- **Work item**
Among the entries that follow, find every line with the word "Level" and copy it.

Input data section start

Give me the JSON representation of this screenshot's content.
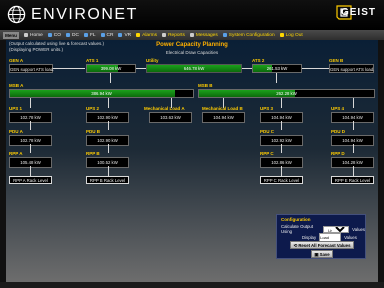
{
  "brand": {
    "name": "ENVIRONET",
    "vendor": "GEIST"
  },
  "nav": {
    "menu_label": "Menu",
    "items": [
      {
        "label": "Home",
        "icon": "home-icon"
      },
      {
        "label": "CO",
        "icon": "co-icon"
      },
      {
        "label": "DC",
        "icon": "dc-icon"
      },
      {
        "label": "FL",
        "icon": "fl-icon"
      },
      {
        "label": "CR",
        "icon": "cr-icon"
      },
      {
        "label": "VR",
        "icon": "vr-icon"
      },
      {
        "label": "Alarms",
        "icon": "alarm-icon"
      },
      {
        "label": "Reports",
        "icon": "report-icon"
      },
      {
        "label": "Messages",
        "icon": "message-icon"
      },
      {
        "label": "System Configuration",
        "icon": "config-icon"
      },
      {
        "label": "Log Out",
        "icon": "logout-icon"
      }
    ],
    "highlight_color": "#ffd700"
  },
  "page": {
    "note1": "(Output calculated using live & forecast values.)",
    "note2": "(Displaying POWER units.)",
    "title": "Power Capacity Planning",
    "subtitle": "Electrical Draw Capacities"
  },
  "diagram": {
    "gen_a": {
      "label": "GEN A",
      "value": "GEN support ATS load."
    },
    "ats_1": {
      "label": "ATS 1",
      "value": "399.08 kW",
      "fill": 0.65
    },
    "utility": {
      "label": "Utility",
      "value": "646.78 kW"
    },
    "ats_2": {
      "label": "ATS 2",
      "value": "261.53 kW",
      "fill": 0.4
    },
    "gen_b": {
      "label": "GEN B",
      "value": "GEN support ATS load."
    },
    "msb_a": {
      "label": "MSB A",
      "value": "386.94 kW",
      "fill": 0.9
    },
    "msb_b": {
      "label": "MSB B",
      "value": "262.28 kW",
      "fill": 0.55
    },
    "ups": [
      {
        "label": "UPS 1",
        "value": "102.78 kW"
      },
      {
        "label": "UPS 2",
        "value": "102.90 kW"
      },
      {
        "label": "Mechanical Load A",
        "value": "103.63 kW"
      },
      {
        "label": "Mechanical Load B",
        "value": "104.94 kW"
      },
      {
        "label": "UPS 3",
        "value": "104.94 kW"
      },
      {
        "label": "UPS 4",
        "value": "104.94 kW"
      }
    ],
    "pdu": [
      {
        "label": "PDU A",
        "value": "102.78 kW"
      },
      {
        "label": "PDU B",
        "value": "102.90 kW"
      },
      {
        "label": "PDU C",
        "value": "102.92 kW"
      },
      {
        "label": "PDU D",
        "value": "104.94 kW"
      }
    ],
    "rpp": [
      {
        "label": "RPP A",
        "value": "105.48 kW"
      },
      {
        "label": "RPP B",
        "value": "100.52 kW"
      },
      {
        "label": "RPP C",
        "value": "102.86 kW"
      },
      {
        "label": "RPP D",
        "value": "104.28 kW"
      }
    ],
    "rack_links": [
      "RPP A Rack Level",
      "RPP B Rack Level",
      "RPP C Rack Level",
      "RPP E Rack Level"
    ]
  },
  "config": {
    "title": "Configuration",
    "calc_label": "Calculate Output Using",
    "calc_value": "Live",
    "calc_suffix": "Values",
    "display_label": "Display",
    "display_value": "Load",
    "display_suffix": "Values",
    "reset_label": "Reset All Forecast Values",
    "save_label": "Save"
  }
}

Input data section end

- **Solution for this task**
      "RPP A Rack Level",
      "RPP B Rack Level",
      "RPP C Rack Level",
      "RPP E Rack Level"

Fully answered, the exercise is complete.